Turkish director Nuri Bilge Ceylan has been a Cannes favourite since his debut film Koza won the Palme d’Or for Best Short Film in 1995, so it came as little surprise when his latest film, Once Upon a Time in Anatolia (2011), walked away with Grand Jury Prize earlier this year. However, Ceylan’s win is down to far more than simple industry favouritism, and we’re extremely fortunate to have the opportunity to see such a supreme masterclass in filmmaking at this year’s 55th BFI London Film Festival.

Starting at dusk and ending around the middle of the next day, Once Upon a Time in Anatolia follows the meticulous (if at times amateurish) investigation into the apparent murder of a local man at the hands of his two friends.

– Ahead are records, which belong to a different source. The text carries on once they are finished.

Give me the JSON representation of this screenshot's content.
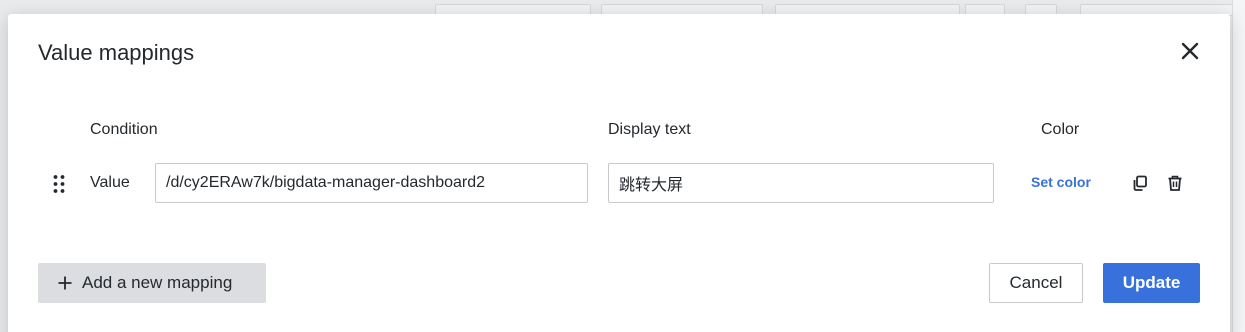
{
  "dialog": {
    "title": "Value mappings"
  },
  "columns": {
    "condition": "Condition",
    "display_text": "Display text",
    "color": "Color"
  },
  "mappings": [
    {
      "type_label": "Value",
      "condition_value": "/d/cy2ERAw7k/bigdata-manager-dashboard2",
      "display_text": "跳转大屏",
      "color_action": "Set color"
    }
  ],
  "footer": {
    "add_label": "Add a new mapping",
    "cancel_label": "Cancel",
    "update_label": "Update"
  },
  "colors": {
    "primary": "#3871dc",
    "secondary_button": "#dcdde0",
    "text": "#24292e"
  },
  "icons": {
    "close": "close-icon",
    "drag": "drag-handle-icon",
    "duplicate": "copy-icon",
    "delete": "trash-icon",
    "add": "plus-icon"
  }
}
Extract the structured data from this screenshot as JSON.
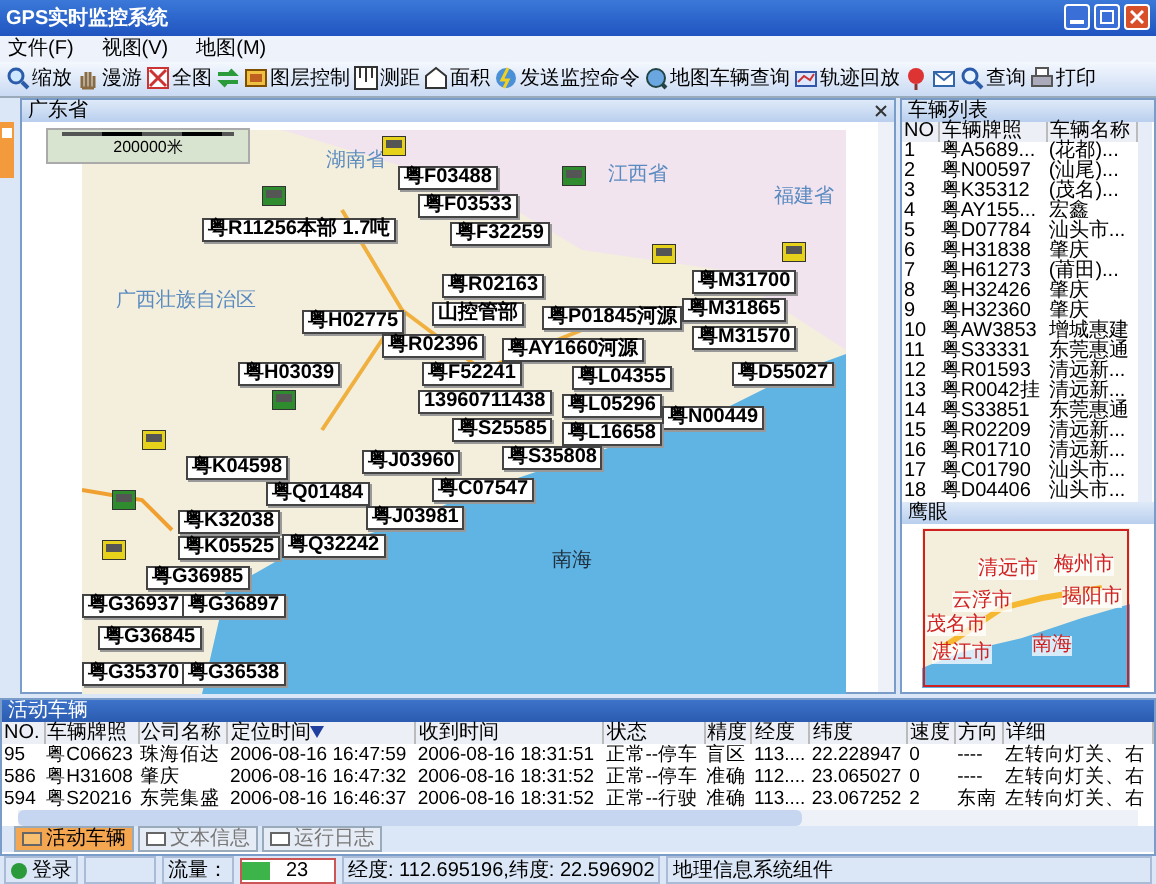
{
  "window": {
    "title": "GPS实时监控系统"
  },
  "menu": [
    "文件(F)",
    "视图(V)",
    "地图(M)"
  ],
  "toolbar": [
    {
      "label": "缩放",
      "kind": "zoom"
    },
    {
      "label": "漫游",
      "kind": "pan"
    },
    {
      "label": "全图",
      "kind": "full"
    },
    {
      "kind": "refresh"
    },
    {
      "label": "图层控制",
      "kind": "layers"
    },
    {
      "label": "测距",
      "kind": "ruler"
    },
    {
      "label": "面积",
      "kind": "area"
    },
    {
      "label": "发送监控命令",
      "kind": "send"
    },
    {
      "label": "地图车辆查询",
      "kind": "mapsearch"
    },
    {
      "label": "轨迹回放",
      "kind": "track"
    },
    {
      "kind": "pin"
    },
    {
      "kind": "mail"
    },
    {
      "label": "查询",
      "kind": "search"
    },
    {
      "label": "打印",
      "kind": "print"
    }
  ],
  "map": {
    "title": "广东省",
    "scale": "200000米",
    "regions": [
      {
        "name": "湖南省",
        "kind": "province"
      },
      {
        "name": "江西省",
        "kind": "province"
      },
      {
        "name": "福建省",
        "kind": "province"
      },
      {
        "name": "广西壮族自治区",
        "kind": "province"
      },
      {
        "name": "南海",
        "kind": "sea"
      }
    ],
    "vehicles": [
      "粤F03488",
      "粤F03533",
      "粤F32259",
      "粤R11256本部 1.7吨",
      "粤M31700",
      "粤R02163",
      "粤H02775",
      "山控管部",
      "粤P01845河源",
      "粤M31865",
      "粤M31570",
      "粤R02396",
      "粤AY1660河源",
      "粤H03039",
      "粤F52241",
      "粤L04355",
      "粤D55027",
      "13960711438",
      "粤L05296",
      "粤N00449",
      "粤S25585",
      "粤L16658",
      "粤J03960",
      "粤S35808",
      "粤K04598",
      "粤C07547",
      "粤Q01484",
      "粤J03981",
      "粤K32038",
      "粤Q32242",
      "粤K05525",
      "粤G36985",
      "粤G36937",
      "粤G36897",
      "粤G36845",
      "粤G35370",
      "粤G36538"
    ],
    "trucks": [
      {
        "color": "#e6d21a"
      },
      {
        "color": "#2e8b2e"
      },
      {
        "color": "#e6d21a"
      },
      {
        "color": "#e6d21a"
      },
      {
        "color": "#2e8b2e"
      },
      {
        "color": "#2e8b2e"
      },
      {
        "color": "#e6d21a"
      },
      {
        "color": "#e6d21a"
      },
      {
        "color": "#2e8b2e"
      }
    ]
  },
  "vehicle_list": {
    "title": "车辆列表",
    "columns": [
      "NO",
      "车辆牌照",
      "车辆名称"
    ],
    "rows": [
      [
        "1",
        "粤A5689...",
        "(花都)..."
      ],
      [
        "2",
        "粤N00597",
        "(汕尾)..."
      ],
      [
        "3",
        "粤K35312",
        "(茂名)..."
      ],
      [
        "4",
        "粤AY155...",
        "宏鑫"
      ],
      [
        "5",
        "粤D07784",
        "汕头市..."
      ],
      [
        "6",
        "粤H31838",
        "肇庆"
      ],
      [
        "7",
        "粤H61273",
        "(莆田)..."
      ],
      [
        "8",
        "粤H32426",
        "肇庆"
      ],
      [
        "9",
        "粤H32360",
        "肇庆"
      ],
      [
        "10",
        "粤AW3853",
        "增城惠建"
      ],
      [
        "11",
        "粤S33331",
        "东莞惠通"
      ],
      [
        "12",
        "粤R01593",
        "清远新..."
      ],
      [
        "13",
        "粤R0042挂",
        "清远新..."
      ],
      [
        "14",
        "粤S33851",
        "东莞惠通"
      ],
      [
        "15",
        "粤R02209",
        "清远新..."
      ],
      [
        "16",
        "粤R01710",
        "清远新..."
      ],
      [
        "17",
        "粤C01790",
        "汕头市..."
      ],
      [
        "18",
        "粤D04406",
        "汕头市..."
      ]
    ]
  },
  "overview": {
    "title": "鹰眼",
    "labels": [
      "清远市",
      "梅州市",
      "云浮市",
      "揭阳市",
      "茂名市",
      "湛江市",
      "南海"
    ]
  },
  "active_vehicles": {
    "title": "活动车辆",
    "columns": [
      {
        "label": "NO.",
        "sorted": false
      },
      {
        "label": "车辆牌照",
        "sorted": false
      },
      {
        "label": "公司名称",
        "sorted": false
      },
      {
        "label": "定位时间",
        "sorted": true
      },
      {
        "label": "收到时间",
        "sorted": false
      },
      {
        "label": "状态",
        "sorted": false
      },
      {
        "label": "精度",
        "sorted": false
      },
      {
        "label": "经度",
        "sorted": false
      },
      {
        "label": "纬度",
        "sorted": false
      },
      {
        "label": "速度",
        "sorted": false
      },
      {
        "label": "方向",
        "sorted": false
      },
      {
        "label": "详细",
        "sorted": false
      }
    ],
    "rows": [
      [
        "95",
        "粤C06623",
        "珠海佰达",
        "2006-08-16 16:47:59",
        "2006-08-16 18:31:51",
        "正常--停车",
        "盲区",
        "113....",
        "22.228947",
        "0",
        "----",
        "左转向灯关、右"
      ],
      [
        "586",
        "粤H31608",
        "肇庆",
        "2006-08-16 16:47:32",
        "2006-08-16 18:31:52",
        "正常--停车",
        "准确",
        "112....",
        "23.065027",
        "0",
        "----",
        "左转向灯关、右"
      ],
      [
        "594",
        "粤S20216",
        "东莞集盛",
        "2006-08-16 16:46:37",
        "2006-08-16 18:31:52",
        "正常--行驶",
        "准确",
        "113....",
        "23.067252",
        "2",
        "东南",
        "左转向灯关、右"
      ]
    ]
  },
  "bottom_tabs": [
    {
      "label": "活动车辆",
      "selected": true
    },
    {
      "label": "文本信息",
      "selected": false
    },
    {
      "label": "运行日志",
      "selected": false
    }
  ],
  "status_bar": {
    "login": "登录",
    "flow_label": "流量：",
    "flow_value": "23",
    "level": 0.3,
    "coords": "经度: 112.695196,纬度: 22.596902",
    "component": "地理信息系统组件"
  }
}
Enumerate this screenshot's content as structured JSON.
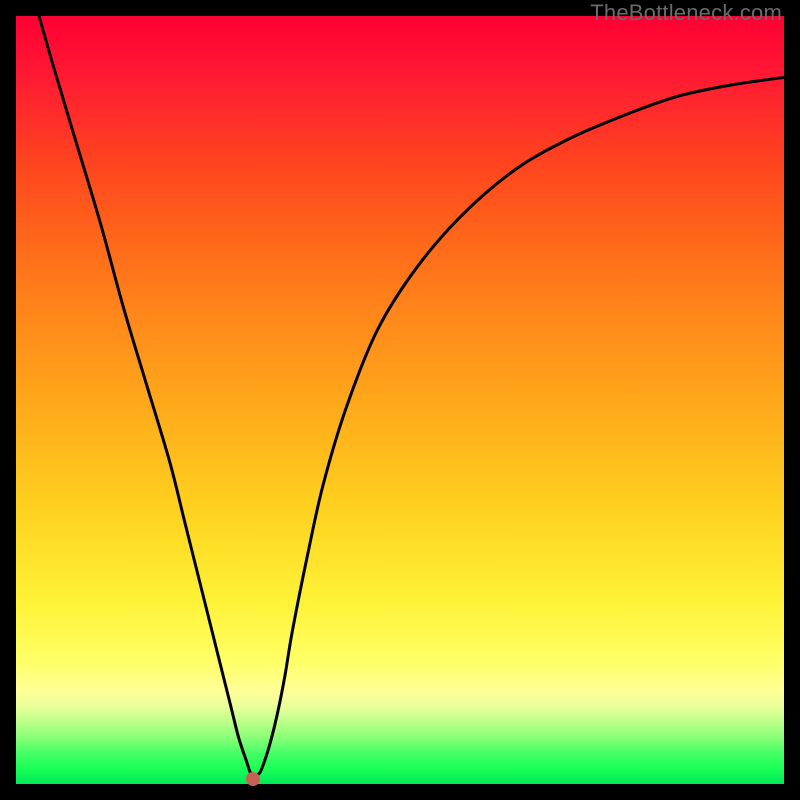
{
  "watermark": {
    "text": "TheBottleneck.com"
  },
  "chart_data": {
    "type": "line",
    "title": "",
    "xlabel": "",
    "ylabel": "",
    "xlim": [
      0,
      100
    ],
    "ylim": [
      0,
      100
    ],
    "x": [
      3,
      5,
      8,
      11,
      14,
      17,
      20,
      22,
      24,
      25.5,
      27,
      28,
      29,
      30,
      30.5,
      31,
      31.5,
      32,
      33,
      34,
      35,
      36,
      38,
      40,
      43,
      47,
      52,
      58,
      65,
      72,
      79,
      86,
      93,
      100
    ],
    "values": [
      100,
      93,
      83,
      73,
      62,
      52,
      42,
      34,
      26,
      20,
      14,
      10,
      6,
      3,
      1.5,
      0.8,
      1.2,
      2,
      5,
      9,
      14,
      20,
      30,
      39,
      49,
      59,
      67,
      74,
      80,
      84,
      87,
      89.5,
      91,
      92
    ],
    "marker": {
      "x": 30.8,
      "y": 0.6
    },
    "left_segment_start": {
      "x": 3,
      "y": 100
    },
    "colors": {
      "curve": "#000000",
      "marker": "#c56052",
      "gradient_top": "#ff0033",
      "gradient_mid": "#ffd11f",
      "gradient_bottom": "#00e85b",
      "frame": "#000000"
    },
    "grid": false,
    "legend": false
  }
}
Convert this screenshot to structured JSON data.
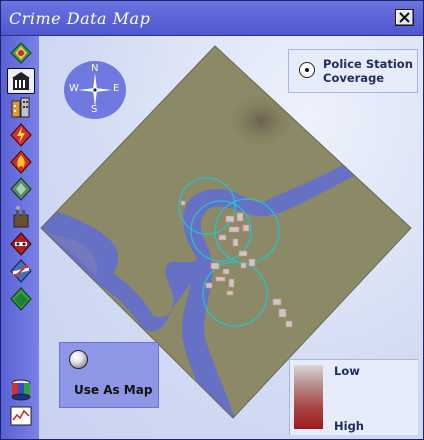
{
  "window": {
    "title": "Crime Data Map",
    "close_label": "×"
  },
  "toolbar": {
    "tools": [
      {
        "name": "layers-tool",
        "icon": "layers-icon",
        "active": false
      },
      {
        "name": "police-station-tool",
        "icon": "police-station-icon",
        "active": true
      },
      {
        "name": "buildings-tool",
        "icon": "buildings-icon",
        "active": false
      },
      {
        "name": "power-tool",
        "icon": "lightning-icon",
        "active": false
      },
      {
        "name": "fire-tool",
        "icon": "fire-icon",
        "active": false
      },
      {
        "name": "terrain-tool",
        "icon": "diamond-icon",
        "active": false
      },
      {
        "name": "pollution-tool",
        "icon": "pollution-icon",
        "active": false
      },
      {
        "name": "crime-tool",
        "icon": "crime-icon",
        "active": false
      },
      {
        "name": "transport-tool",
        "icon": "transport-icon",
        "active": false
      },
      {
        "name": "land-value-tool",
        "icon": "land-value-icon",
        "active": false
      }
    ],
    "bottom_tools": [
      {
        "name": "population-tool",
        "icon": "cylinder-chart-icon"
      },
      {
        "name": "graph-tool",
        "icon": "graph-icon"
      }
    ]
  },
  "compass": {
    "n": "N",
    "s": "S",
    "e": "E",
    "w": "W"
  },
  "legend": {
    "label": "Police Station Coverage",
    "icon": "police-station-marker-icon"
  },
  "use_as_map": {
    "label": "Use As Map",
    "selected": false
  },
  "scale": {
    "low": "Low",
    "high": "High",
    "low_color": "#d9d6d6",
    "high_color": "#a01818"
  },
  "colors": {
    "land": "#8c8a66",
    "water": "#6670c4",
    "coverage_ring": "#29c0d0",
    "crime": "#d06a6a"
  }
}
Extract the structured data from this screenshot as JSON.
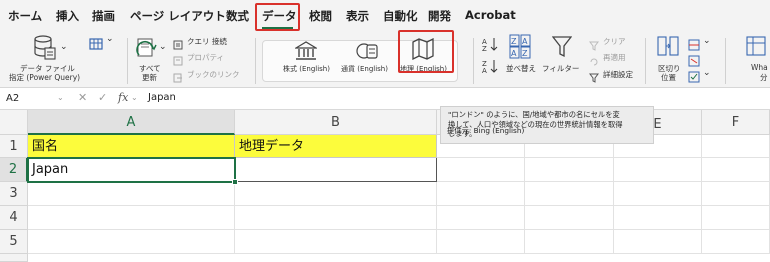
{
  "tabs": [
    "ホーム",
    "挿入",
    "描画",
    "ページ レイアウト",
    "数式",
    "データ",
    "校閲",
    "表示",
    "自動化",
    "開発",
    "Acrobat"
  ],
  "active_tab": "データ",
  "ribbon": {
    "get_data": "データ ファイル\n指定 (Power Query)",
    "get_data_l1": "データ ファイル",
    "get_data_l2": "指定 (Power Query)",
    "refresh_l1": "すべて",
    "refresh_l2": "更新",
    "queries": "クエリ  接続",
    "properties": "プロパティ",
    "book_links": "ブックのリンク",
    "stocks": "株式 (English)",
    "currencies": "通貨 (English)",
    "geography": "地理 (English)",
    "sort": "並べ替え",
    "filter": "フィルター",
    "clear": "クリア",
    "reapply": "再適用",
    "advanced": "詳細設定",
    "text_to_columns_l1": "区切り",
    "text_to_columns_l2": "位置",
    "whatif_partial": "Wha",
    "whatif_partial2": "分"
  },
  "tooltip": {
    "line1": "\"ロンドン\" のように、国/地域や都市の名にセルを変",
    "line2": "換して、人口や領域などの現在の世界統計情報を取得",
    "line3": "します。",
    "source": "提供元: Bing (English)"
  },
  "formula_bar": {
    "name_box": "A2",
    "value": "Japan",
    "fx": "fx"
  },
  "columns": [
    "A",
    "B",
    "C",
    "D",
    "E",
    "F"
  ],
  "rows": [
    "1",
    "2",
    "3",
    "4",
    "5"
  ],
  "cells": {
    "A1": "国名",
    "B1": "地理データ",
    "A2": "Japan"
  },
  "colors": {
    "accent": "#1e7145",
    "highlight": "#d9312b",
    "header_fill": "#fcfc3c"
  }
}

Ceylan provides no motive or explanation for this seemingly random killing, instead preferring to focus on the interaction between the assisting Doctor Cemal (Muhammet Uzuner), Clark Gable-lookalike Prosecutor Nusret (Taner Birsel), Commissar Naci (Yilmaz Erdogan) and his band of merry (if clueless) men.

Ceylan’s film is an almost unparalleled mediation on crime and punishment without ever depicting the heinous events that the posse are investigating. The Grand Jury Prize winners direction is meticulous yet expansive, revelling in the hugely spacious Anatolion steppes that hides at least one body (if not hundreds) beneath its rolling soil.

Perhaps more surprising is the amount of humour (most of it of the gallows variety) that Ceylan manages to squeeze out of the scenario. A running joke involving Nusret’s resemblance to Clark Gable – even brushing his moustache nonchalantly at the very prospect – provides some genuinely funny light relief that perfectly complement the film’s darker, more serious moments.

Once Upon a Time in Anatolia may not be the most formally inventive or radical film at this year’s LFF, but it is one of the most perfectly realised. Humorous, engaging, thoughtful and visually magnificent in equal measures, your festival experience really wouldn’t be complete without Ceylan’s cinematic masterstroke.

For more BFI London Film Festival 2011 coverage, simply follow this link.

Daniel Green